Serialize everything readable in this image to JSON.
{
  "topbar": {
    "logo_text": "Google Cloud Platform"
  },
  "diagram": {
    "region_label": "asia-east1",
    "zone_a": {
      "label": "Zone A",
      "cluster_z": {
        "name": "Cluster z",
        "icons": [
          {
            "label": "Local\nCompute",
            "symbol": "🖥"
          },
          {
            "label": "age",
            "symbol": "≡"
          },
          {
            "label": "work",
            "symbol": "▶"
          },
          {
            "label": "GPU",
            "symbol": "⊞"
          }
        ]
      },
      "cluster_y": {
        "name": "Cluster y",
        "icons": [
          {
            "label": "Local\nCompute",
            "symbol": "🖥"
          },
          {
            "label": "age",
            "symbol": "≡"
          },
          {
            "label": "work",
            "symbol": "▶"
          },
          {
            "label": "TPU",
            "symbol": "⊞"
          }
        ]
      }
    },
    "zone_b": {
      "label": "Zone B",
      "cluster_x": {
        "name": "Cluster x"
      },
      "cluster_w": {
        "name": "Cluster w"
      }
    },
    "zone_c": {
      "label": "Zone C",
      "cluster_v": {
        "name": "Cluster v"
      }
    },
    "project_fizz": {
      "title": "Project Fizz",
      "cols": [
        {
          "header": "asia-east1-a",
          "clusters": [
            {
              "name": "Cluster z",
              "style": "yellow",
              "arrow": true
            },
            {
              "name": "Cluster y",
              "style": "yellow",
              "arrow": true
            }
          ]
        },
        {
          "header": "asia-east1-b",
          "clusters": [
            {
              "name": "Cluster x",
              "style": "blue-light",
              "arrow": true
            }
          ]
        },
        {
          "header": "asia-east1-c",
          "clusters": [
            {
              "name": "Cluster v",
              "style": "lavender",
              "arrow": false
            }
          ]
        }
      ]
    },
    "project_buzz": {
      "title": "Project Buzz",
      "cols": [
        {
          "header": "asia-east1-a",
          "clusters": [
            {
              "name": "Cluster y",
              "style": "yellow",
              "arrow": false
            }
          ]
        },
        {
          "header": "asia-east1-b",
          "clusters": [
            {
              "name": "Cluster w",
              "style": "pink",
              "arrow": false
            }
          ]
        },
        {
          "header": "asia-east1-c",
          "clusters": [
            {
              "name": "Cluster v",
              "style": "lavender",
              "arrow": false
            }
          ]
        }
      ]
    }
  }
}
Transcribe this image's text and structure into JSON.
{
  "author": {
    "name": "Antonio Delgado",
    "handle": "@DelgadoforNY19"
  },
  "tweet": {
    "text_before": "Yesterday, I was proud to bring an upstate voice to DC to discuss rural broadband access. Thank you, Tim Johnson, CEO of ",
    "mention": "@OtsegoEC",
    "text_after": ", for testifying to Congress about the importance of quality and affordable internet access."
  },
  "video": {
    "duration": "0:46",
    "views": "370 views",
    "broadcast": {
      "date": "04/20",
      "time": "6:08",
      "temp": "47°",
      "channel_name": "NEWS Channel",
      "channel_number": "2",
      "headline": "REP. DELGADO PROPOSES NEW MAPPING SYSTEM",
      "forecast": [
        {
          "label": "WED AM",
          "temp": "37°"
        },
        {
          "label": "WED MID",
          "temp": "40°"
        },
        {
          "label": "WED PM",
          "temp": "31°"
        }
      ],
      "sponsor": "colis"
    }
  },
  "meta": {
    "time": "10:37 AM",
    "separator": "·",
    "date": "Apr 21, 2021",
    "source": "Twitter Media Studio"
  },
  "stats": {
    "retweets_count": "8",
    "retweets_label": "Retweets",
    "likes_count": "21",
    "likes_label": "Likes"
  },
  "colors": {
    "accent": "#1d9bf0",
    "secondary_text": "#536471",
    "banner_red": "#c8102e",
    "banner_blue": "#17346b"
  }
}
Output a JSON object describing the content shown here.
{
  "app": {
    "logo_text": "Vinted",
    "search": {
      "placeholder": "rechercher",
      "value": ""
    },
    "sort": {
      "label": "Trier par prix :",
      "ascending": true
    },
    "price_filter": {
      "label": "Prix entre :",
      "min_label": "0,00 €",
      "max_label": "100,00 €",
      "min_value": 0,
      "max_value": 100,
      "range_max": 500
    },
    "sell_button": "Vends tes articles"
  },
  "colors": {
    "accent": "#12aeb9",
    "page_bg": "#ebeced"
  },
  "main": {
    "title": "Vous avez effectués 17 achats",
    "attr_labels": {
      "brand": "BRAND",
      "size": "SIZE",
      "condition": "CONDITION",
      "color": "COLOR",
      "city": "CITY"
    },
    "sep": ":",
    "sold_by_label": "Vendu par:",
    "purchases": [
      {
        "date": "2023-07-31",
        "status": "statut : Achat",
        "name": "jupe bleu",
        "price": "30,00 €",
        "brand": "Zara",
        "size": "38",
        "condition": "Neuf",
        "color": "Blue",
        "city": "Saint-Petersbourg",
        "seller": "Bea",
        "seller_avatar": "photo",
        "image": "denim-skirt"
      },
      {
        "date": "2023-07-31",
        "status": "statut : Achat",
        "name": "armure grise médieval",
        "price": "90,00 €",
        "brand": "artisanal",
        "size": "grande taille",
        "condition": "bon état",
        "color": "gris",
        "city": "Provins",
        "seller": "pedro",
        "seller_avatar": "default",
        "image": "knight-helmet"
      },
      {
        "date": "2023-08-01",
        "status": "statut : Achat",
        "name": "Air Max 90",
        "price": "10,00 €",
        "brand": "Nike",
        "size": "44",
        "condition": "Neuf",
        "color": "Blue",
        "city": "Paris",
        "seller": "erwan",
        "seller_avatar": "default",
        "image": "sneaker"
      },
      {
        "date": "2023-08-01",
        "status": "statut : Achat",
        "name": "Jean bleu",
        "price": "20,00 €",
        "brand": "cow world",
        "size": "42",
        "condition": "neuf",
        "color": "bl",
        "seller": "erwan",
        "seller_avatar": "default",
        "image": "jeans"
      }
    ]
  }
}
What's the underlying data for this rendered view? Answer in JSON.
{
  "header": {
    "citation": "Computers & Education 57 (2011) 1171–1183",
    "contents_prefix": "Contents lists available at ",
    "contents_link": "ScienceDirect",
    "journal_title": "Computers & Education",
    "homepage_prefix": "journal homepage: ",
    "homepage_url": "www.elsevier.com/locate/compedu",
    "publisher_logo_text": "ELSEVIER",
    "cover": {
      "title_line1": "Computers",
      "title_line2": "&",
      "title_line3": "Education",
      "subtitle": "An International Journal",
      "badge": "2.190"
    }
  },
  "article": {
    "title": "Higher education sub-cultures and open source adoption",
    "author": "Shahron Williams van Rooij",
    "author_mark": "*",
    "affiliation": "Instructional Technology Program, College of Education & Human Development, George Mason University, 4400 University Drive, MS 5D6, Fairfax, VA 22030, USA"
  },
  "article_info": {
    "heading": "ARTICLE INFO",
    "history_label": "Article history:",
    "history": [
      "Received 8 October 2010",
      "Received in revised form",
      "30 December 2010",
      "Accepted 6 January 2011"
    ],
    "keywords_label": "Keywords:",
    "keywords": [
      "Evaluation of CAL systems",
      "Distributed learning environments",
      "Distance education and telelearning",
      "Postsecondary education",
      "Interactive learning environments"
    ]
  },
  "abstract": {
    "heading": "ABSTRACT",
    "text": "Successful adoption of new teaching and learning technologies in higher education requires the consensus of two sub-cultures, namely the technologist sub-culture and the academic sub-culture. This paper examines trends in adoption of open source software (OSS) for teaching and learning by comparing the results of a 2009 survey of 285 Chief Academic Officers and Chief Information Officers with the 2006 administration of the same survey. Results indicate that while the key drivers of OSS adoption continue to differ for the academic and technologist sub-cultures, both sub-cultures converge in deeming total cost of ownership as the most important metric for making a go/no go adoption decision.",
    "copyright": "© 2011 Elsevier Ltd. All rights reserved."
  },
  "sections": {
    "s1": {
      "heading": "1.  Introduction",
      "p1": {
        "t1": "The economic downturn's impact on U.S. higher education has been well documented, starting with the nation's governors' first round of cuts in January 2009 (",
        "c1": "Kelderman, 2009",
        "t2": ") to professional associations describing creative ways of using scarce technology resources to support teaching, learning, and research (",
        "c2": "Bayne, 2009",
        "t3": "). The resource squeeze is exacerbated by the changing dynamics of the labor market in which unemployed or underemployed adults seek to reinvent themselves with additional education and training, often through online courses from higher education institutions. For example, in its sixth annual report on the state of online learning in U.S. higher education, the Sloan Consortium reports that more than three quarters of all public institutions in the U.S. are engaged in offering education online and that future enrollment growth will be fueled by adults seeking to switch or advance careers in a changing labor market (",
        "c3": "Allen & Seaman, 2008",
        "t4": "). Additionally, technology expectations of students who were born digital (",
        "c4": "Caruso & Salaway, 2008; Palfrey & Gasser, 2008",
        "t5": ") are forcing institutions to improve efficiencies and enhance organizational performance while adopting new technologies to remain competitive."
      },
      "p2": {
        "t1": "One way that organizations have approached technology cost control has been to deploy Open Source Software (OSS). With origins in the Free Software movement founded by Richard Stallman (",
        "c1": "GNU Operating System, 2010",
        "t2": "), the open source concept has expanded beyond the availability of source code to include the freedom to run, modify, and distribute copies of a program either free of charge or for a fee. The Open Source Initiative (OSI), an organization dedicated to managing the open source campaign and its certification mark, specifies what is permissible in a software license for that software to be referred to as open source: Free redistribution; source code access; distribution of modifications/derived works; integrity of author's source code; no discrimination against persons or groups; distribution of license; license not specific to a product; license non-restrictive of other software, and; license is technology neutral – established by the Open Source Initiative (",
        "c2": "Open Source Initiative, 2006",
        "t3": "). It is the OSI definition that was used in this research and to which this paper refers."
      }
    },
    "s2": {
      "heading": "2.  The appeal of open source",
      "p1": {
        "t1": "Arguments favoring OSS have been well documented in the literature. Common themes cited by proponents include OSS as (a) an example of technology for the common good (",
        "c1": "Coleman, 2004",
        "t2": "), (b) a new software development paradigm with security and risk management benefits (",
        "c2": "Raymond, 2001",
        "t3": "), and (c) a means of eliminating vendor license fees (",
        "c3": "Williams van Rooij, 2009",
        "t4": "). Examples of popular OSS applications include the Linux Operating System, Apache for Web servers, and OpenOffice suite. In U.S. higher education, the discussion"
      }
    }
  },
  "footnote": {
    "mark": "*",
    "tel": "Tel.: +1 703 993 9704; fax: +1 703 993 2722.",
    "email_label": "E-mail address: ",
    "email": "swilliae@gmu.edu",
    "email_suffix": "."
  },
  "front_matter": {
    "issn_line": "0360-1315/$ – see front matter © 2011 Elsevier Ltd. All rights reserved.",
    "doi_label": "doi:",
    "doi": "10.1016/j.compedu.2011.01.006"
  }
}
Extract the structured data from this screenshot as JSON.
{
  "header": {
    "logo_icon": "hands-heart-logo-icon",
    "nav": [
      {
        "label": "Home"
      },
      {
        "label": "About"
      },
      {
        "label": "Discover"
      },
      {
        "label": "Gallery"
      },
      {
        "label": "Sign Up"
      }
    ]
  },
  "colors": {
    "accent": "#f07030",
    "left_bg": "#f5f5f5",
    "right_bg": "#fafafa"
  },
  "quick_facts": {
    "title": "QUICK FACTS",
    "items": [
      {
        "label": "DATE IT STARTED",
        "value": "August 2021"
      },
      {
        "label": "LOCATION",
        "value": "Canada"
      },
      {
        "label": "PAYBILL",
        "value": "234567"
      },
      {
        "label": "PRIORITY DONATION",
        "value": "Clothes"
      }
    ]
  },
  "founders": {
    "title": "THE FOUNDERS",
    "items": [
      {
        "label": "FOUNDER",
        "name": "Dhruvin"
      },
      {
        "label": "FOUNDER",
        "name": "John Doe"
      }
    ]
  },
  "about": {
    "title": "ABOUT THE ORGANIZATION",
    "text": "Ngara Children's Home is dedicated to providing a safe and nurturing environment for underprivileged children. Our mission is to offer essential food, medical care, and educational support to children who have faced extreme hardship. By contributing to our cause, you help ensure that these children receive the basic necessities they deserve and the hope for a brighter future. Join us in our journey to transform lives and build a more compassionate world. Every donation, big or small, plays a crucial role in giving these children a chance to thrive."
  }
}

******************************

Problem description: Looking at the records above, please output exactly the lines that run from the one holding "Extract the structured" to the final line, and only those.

Exercise answer:
Extract the structured data from this screenshot as JSON.
{
  "header": {
    "logo_icon": "hands-heart-logo-icon",
    "nav": [
      {
        "label": "Home"
      },
      {
        "label": "About"
      },
      {
        "label": "Discover"
      },
      {
        "label": "Gallery"
      },
      {
        "label": "Sign Up"
      }
    ]
  },
  "colors": {
    "accent": "#f07030",
    "left_bg": "#f5f5f5",
    "right_bg": "#fafafa"
  },
  "quick_facts": {
    "title": "QUICK FACTS",
    "items": [
      {
        "label": "DATE IT STARTED",
        "value": "August 2021"
      },
      {
        "label": "LOCATION",
        "value": "Canada"
      },
      {
        "label": "PAYBILL",
        "value": "234567"
      },
      {
        "label": "PRIORITY DONATION",
        "value": "Clothes"
      }
    ]
  },
  "founders": {
    "title": "THE FOUNDERS",
    "items": [
      {
        "label": "FOUNDER",
        "name": "Dhruvin"
      },
      {
        "label": "FOUNDER",
        "name": "John Doe"
      }
    ]
  },
  "about": {
    "title": "ABOUT THE ORGANIZATION",
    "text": "Ngara Children's Home is dedicated to providing a safe and nurturing environment for underprivileged children. Our mission is to offer essential food, medical care, and educational support to children who have faced extreme hardship. By contributing to our cause, you help ensure that these children receive the basic necessities they deserve and the hope for a brighter future. Join us in our journey to transform lives and build a more compassionate world. Every donation, big or small, plays a crucial role in giving these children a chance to thrive."
  }
}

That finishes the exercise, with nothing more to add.